TASK TO COMPLETE → Quote all lines below exactly. Images stay out.

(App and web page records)
──────────
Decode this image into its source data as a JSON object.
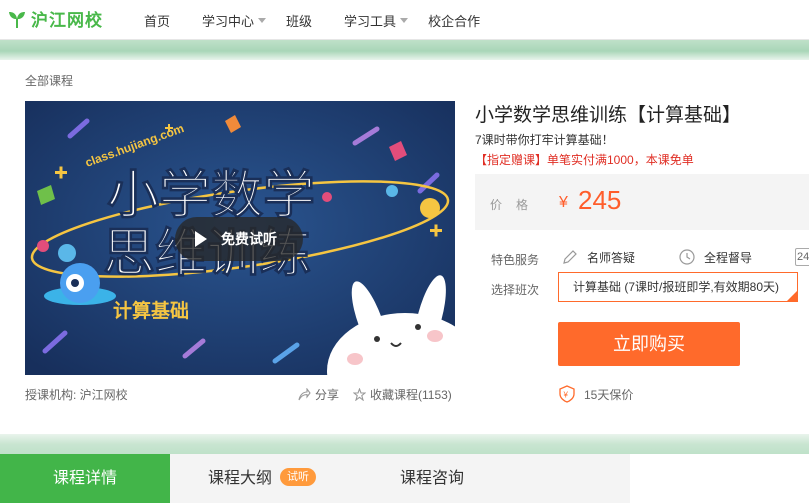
{
  "brand": {
    "name": "沪江网校",
    "color": "#49b84a"
  },
  "nav": {
    "items": [
      {
        "label": "首页",
        "has_dropdown": false
      },
      {
        "label": "学习中心",
        "has_dropdown": true
      },
      {
        "label": "班级",
        "has_dropdown": false
      },
      {
        "label": "学习工具",
        "has_dropdown": true
      },
      {
        "label": "校企合作",
        "has_dropdown": false
      }
    ]
  },
  "breadcrumb": "全部课程",
  "banner": {
    "watermark": "class.hujiang.com",
    "headline_line1": "小学数学",
    "headline_line2": "思维训练",
    "tag": "计算基础",
    "play_label": "免费试听"
  },
  "provider": "授课机构: 沪江网校",
  "share_label": "分享",
  "favorite_label": "收藏课程(1153)",
  "course": {
    "title": "小学数学思维训练【计算基础】",
    "subtitle": "7课时带你打牢计算基础！",
    "promo": "【指定赠课】单笔实付满1000，本课免单",
    "price_label": "价格",
    "currency": "¥",
    "price": "245"
  },
  "services": {
    "label": "特色服务",
    "items": [
      "名师答疑",
      "全程督导"
    ],
    "more": "24"
  },
  "class_select": {
    "label": "选择班次",
    "selected": "计算基础 (7课时/报班即学,有效期80天)"
  },
  "buy_button": "立即购买",
  "guarantee": "15天保价",
  "tabs": [
    {
      "label": "课程详情",
      "active": true
    },
    {
      "label": "课程大纲",
      "badge": "试听"
    },
    {
      "label": "课程咨询"
    }
  ],
  "colors": {
    "accent": "#ff6a2b",
    "price": "#ff5d2b",
    "promo": "#e02e24",
    "tab_active": "#42b549"
  }
}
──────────
EXERCISE RESPONSE →
Decode this image into its source data as a JSON object.
{
  "brand": {
    "name": "沪江网校",
    "color": "#49b84a"
  },
  "nav": {
    "items": [
      {
        "label": "首页",
        "has_dropdown": false
      },
      {
        "label": "学习中心",
        "has_dropdown": true
      },
      {
        "label": "班级",
        "has_dropdown": false
      },
      {
        "label": "学习工具",
        "has_dropdown": true
      },
      {
        "label": "校企合作",
        "has_dropdown": false
      }
    ]
  },
  "breadcrumb": "全部课程",
  "banner": {
    "watermark": "class.hujiang.com",
    "headline_line1": "小学数学",
    "headline_line2": "思维训练",
    "tag": "计算基础",
    "play_label": "免费试听"
  },
  "provider": "授课机构: 沪江网校",
  "share_label": "分享",
  "favorite_label": "收藏课程(1153)",
  "course": {
    "title": "小学数学思维训练【计算基础】",
    "subtitle": "7课时带你打牢计算基础！",
    "promo": "【指定赠课】单笔实付满1000，本课免单",
    "price_label": "价格",
    "currency": "¥",
    "price": "245"
  },
  "services": {
    "label": "特色服务",
    "items": [
      "名师答疑",
      "全程督导"
    ],
    "more": "24"
  },
  "class_select": {
    "label": "选择班次",
    "selected": "计算基础 (7课时/报班即学,有效期80天)"
  },
  "buy_button": "立即购买",
  "guarantee": "15天保价",
  "tabs": [
    {
      "label": "课程详情",
      "active": true
    },
    {
      "label": "课程大纲",
      "badge": "试听"
    },
    {
      "label": "课程咨询"
    }
  ],
  "colors": {
    "accent": "#ff6a2b",
    "price": "#ff5d2b",
    "promo": "#e02e24",
    "tab_active": "#42b549"
  }
}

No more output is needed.